A gorgeous day in May, leaves in pastel, serviceberry flowers popped out, conspicuous at our field’s edge. Two warblers keep flitting in and out of view. A brilliant cardinal twitters from a basswood, which longs to burst into bloom. For some reason I think of that woman in the most famous of Wallace Stevens’s poems, the one who feels complacencies of the peignoir on a morning like this.
For my near neighbor Dub, COVID or no COVID, it’s a working day at the abattoir. For whatever reason, his time off comes midweek. The gap between some lives and others can be distressing, if we ponder it at all.
There are those, of course, who on picturing Dub will swallow a yawn, I’m sure. I understand. He doesn’t seem in any way exotic, nor does his lousy job. Even in these days when so many of us have self-quarantined, he leaves his trailer just before seven, spends all day in the slaughterhouse, drives home just after five, cracks open a Bud, and that’s about that but for a sitcom or two, provided they air early enough. Eight hours of doing what Dub does would tire anyone.

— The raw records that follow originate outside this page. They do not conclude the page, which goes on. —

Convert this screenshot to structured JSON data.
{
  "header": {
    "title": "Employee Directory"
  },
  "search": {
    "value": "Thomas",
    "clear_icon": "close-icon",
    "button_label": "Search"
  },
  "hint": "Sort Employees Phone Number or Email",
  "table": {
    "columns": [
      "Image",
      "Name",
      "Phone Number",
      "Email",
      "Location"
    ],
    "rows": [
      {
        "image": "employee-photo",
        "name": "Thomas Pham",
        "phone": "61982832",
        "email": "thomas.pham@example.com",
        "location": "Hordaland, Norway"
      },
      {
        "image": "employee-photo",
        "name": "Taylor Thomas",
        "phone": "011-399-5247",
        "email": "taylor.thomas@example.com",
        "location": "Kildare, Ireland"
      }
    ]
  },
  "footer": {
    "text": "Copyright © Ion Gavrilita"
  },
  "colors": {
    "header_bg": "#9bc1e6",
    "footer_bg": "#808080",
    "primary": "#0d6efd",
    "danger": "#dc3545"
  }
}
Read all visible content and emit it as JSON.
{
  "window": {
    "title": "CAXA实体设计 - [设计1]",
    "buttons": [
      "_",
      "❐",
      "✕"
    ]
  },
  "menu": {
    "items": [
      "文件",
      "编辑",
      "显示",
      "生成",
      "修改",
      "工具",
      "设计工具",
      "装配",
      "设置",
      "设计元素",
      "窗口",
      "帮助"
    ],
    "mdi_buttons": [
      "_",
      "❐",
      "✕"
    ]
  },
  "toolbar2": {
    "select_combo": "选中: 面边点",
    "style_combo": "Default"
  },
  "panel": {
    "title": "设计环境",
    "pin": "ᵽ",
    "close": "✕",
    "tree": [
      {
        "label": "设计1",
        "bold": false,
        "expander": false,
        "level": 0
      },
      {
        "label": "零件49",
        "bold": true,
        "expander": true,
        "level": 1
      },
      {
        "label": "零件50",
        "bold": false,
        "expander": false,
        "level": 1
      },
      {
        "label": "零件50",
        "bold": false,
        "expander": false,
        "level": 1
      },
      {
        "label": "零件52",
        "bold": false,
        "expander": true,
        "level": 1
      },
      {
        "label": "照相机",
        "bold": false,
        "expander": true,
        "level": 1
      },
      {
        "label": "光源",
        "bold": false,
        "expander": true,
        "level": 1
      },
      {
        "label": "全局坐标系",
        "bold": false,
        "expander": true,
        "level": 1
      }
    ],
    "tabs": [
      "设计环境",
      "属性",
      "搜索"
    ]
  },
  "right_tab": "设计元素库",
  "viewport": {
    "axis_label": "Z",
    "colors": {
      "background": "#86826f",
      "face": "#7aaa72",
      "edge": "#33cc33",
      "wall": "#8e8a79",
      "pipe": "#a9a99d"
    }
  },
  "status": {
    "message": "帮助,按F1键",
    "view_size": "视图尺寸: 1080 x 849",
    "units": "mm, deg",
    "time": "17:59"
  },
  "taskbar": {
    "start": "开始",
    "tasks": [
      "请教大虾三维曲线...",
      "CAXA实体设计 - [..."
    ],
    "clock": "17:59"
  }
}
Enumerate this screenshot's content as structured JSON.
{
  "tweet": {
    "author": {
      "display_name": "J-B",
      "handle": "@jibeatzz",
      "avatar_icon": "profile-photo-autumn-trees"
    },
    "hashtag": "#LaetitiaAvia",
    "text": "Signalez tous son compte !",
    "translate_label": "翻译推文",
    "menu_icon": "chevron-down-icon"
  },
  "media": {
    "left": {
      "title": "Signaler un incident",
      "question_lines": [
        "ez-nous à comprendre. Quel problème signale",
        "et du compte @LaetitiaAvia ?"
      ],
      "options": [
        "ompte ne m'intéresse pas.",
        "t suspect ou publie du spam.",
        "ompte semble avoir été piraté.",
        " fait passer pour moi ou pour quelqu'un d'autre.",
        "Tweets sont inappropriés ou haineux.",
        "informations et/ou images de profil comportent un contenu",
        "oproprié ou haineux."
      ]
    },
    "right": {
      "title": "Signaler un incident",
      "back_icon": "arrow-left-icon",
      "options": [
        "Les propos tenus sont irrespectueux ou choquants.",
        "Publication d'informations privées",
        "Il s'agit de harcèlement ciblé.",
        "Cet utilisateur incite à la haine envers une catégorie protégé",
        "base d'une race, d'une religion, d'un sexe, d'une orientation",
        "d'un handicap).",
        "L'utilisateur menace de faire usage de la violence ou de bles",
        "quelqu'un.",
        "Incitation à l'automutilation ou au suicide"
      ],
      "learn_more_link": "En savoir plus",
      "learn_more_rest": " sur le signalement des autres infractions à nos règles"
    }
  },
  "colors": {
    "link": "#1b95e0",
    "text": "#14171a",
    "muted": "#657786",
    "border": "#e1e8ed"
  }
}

How, for example, might the permanent stains on his hands concern you? To be frank, I don’t know. I don’t know what I make of such a thing myself. Dub and I are friendly enough, but we I don’t engage in much beyond small talk.
I do know that his left ring finger was hewn at the knuckle quite some years ago. If I think hard enough, I can remember when he was secretive about that injury. He kept the disfigured hand in his pocket or behind his back as much as he could. Maybe he was afraid we would judge him badly for awkwardness, or would simply find the stub unsightly. He’s well past such concerns by now, it appears.
Did he cut the finger off with a saw? With a knife? I have no idea. I try not to look at the maimed part, much less ask about it.
I can imagine some artsy type –one with a minor version of Wallace Stevens’s sensibility, perhaps– likening the flow of his blood that day to a meteor shower or some such fanciful thing, a gesture, I think, that would be worth jack shit. Come to think of it, I’ve always been given pause on reading a certain passage in another Stevens poem:
The paratroopers fall and as they fall
They mow the lawn.
My guess is that those paratroopers might see the matter rather differently. But Stevens could get away with writing that, first, because he was a great poet and, second, because he was insured.
Dub has a cousin here in the village. Everyone calls him Croaky– just another working stiff, one who fells and splits hardwood for those who can afford it for their fireplaces. Many of them ask for white birch, which Dub calls “professor-wood.” Quite a few teach at the local college, and they like how birch looks in the hearth before the fire is kindled, and how it crackles and snaps when the bark catches. Birch isn’t much for coals, though.
Does it run in the family or something? Croaky pulverized his tibia in 2000. They say he was swinging his maul when a toad hopped out of the grass and caught his attention. The hammer glanced off the block and slammed his shin. That’s when people pinned the nickname on him, and it stuck. His name and his limp are the wages, many may assume, of being feral and crude and careless.
Dub’s stump, Croaky’s lop-sided walk– how should we treat such matters? Not at all, I suspect. Better to warm ourselves by our cozy fireplaces, complacent, dreaming of tropics, or high art, or refreshing morning dew. So much is there for us after all. We only need a little time and leisure.
Mind you, I say we. I have no right to sanctimony.
Copyright 2021 Sydney Lea
Sydney Lea was Poet Laureate of Vermont (2011-2015). A recipient of fellowships from the Guggenheim, Rockefeller and Fulbright Foundations, Lea founded, and for thirteen years edited, NEW ENGLAND REVIEW.